After his father died, he ran the family sporting goods store for a short period, but quickly moved his family to New Haven to attend Yale University's School of Drama. He first met his future wife, Joanne Woodward, on Picnic, where she was an understudy. They met again during the filming of "The Long Hot Summer." After Mr. Newman and Jackie filed for a divorce, he and Woodward married in Las Vegas in January 1958. They shared one of the longest marriages in Hollywood history, and are parents to three children.

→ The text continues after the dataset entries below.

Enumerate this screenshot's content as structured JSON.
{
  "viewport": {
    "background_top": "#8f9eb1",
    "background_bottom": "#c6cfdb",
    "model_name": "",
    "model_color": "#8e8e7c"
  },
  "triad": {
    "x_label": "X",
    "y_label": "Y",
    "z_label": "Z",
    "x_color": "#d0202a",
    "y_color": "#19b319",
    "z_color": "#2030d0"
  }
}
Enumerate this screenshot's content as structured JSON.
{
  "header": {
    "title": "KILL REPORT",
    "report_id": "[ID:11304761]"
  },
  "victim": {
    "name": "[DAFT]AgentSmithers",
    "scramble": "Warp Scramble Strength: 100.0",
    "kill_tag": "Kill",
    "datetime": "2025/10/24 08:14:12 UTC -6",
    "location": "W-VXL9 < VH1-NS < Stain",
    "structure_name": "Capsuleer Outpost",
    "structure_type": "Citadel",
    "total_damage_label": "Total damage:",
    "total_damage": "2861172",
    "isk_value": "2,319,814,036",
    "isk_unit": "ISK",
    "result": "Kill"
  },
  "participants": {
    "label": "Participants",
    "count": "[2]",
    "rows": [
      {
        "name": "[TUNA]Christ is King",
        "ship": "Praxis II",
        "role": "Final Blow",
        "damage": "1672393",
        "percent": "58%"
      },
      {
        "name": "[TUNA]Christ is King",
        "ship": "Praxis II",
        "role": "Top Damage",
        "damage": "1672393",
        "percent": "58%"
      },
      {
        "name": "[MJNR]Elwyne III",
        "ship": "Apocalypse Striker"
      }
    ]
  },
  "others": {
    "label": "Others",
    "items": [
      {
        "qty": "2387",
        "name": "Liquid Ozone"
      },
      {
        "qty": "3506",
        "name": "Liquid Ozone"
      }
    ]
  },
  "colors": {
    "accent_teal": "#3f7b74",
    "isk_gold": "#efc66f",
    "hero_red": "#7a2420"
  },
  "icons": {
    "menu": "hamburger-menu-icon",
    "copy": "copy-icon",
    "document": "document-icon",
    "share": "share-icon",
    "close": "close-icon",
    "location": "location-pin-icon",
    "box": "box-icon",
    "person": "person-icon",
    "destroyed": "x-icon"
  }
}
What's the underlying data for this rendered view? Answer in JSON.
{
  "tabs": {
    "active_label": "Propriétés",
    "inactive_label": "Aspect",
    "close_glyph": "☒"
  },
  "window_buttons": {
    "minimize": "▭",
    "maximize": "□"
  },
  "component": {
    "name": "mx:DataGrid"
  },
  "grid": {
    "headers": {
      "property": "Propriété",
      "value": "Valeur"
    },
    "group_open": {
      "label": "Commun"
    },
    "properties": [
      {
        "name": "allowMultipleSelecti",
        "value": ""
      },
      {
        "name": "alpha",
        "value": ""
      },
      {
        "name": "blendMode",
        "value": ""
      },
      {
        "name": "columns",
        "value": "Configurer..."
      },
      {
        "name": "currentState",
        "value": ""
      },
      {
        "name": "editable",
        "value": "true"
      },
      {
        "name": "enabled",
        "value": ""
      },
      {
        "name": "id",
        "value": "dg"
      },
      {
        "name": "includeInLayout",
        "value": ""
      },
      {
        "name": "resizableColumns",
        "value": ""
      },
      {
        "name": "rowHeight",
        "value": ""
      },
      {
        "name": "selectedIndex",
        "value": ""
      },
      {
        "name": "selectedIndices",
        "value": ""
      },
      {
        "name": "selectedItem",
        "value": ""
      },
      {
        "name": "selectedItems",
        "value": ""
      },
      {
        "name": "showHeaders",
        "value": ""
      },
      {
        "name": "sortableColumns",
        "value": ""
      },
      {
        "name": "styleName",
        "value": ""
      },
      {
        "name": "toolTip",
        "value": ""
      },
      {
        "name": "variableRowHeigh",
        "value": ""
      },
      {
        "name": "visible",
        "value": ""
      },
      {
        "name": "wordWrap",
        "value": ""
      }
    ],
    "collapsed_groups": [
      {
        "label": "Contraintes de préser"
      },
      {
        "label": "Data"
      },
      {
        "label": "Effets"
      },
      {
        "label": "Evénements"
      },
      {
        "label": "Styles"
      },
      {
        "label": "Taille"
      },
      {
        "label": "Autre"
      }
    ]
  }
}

His film career almost ended before it began when he appeared in the 1954 costume drama "The Silver Chalice," an epic turkey which he would later denigrate. But he soon landed on his feet with a series of persuasive performances as moody, smoldering anti-heroes. He received his first Academy Award nomination for Best Actor in "Cat on a Hot Tin Roof" (1958). But the 1960s was his most creative decade. Several films he starred in were not only critical and box-office hits, but emblems of the unrest of the nation at the time: "Hud," "The Hustler," "Cool Hand Luke" (in which he uttered the phrase, "What we have here is failure to communicate") and "Butch Cassidy and the Sundance Kid."
In the latter, he was paired with Robert Redford. The two would go on to make "The Sting" and become known as one of the best film acting teams of their time, Mr. Newman playing the cynical, bemused veteran to Mr. Redford's cocksure greenhorn. The 1970s brought the disaster film "The Towering Inferno," the counterculture Western "The Life and Times of Judge Roy Bean" and the ice hockey drama "Slap Shot." Critics hailed a return to greatness with the 1982 legal drama "The Verdict," in which he played a down-and-out Boston lawyer trying to win an impossible case. He once again played pool shark Eddie Felson in "The Color of Money" in 1986. And he was the ultimate unflappable Yankee in James Ivory's "Mr. and Mrs. Bridge." He continued to take on significant roles in his golden years, in such films as "Nobody's Fool," "The Hudsucker Proxy" and "Road to Perdition."
In May 2007, he announced his retirement from acting. "You start to lose your memory," he said, "you start to lose your confidence, you start to lose your invention. So I think that's pretty much a closed book for me."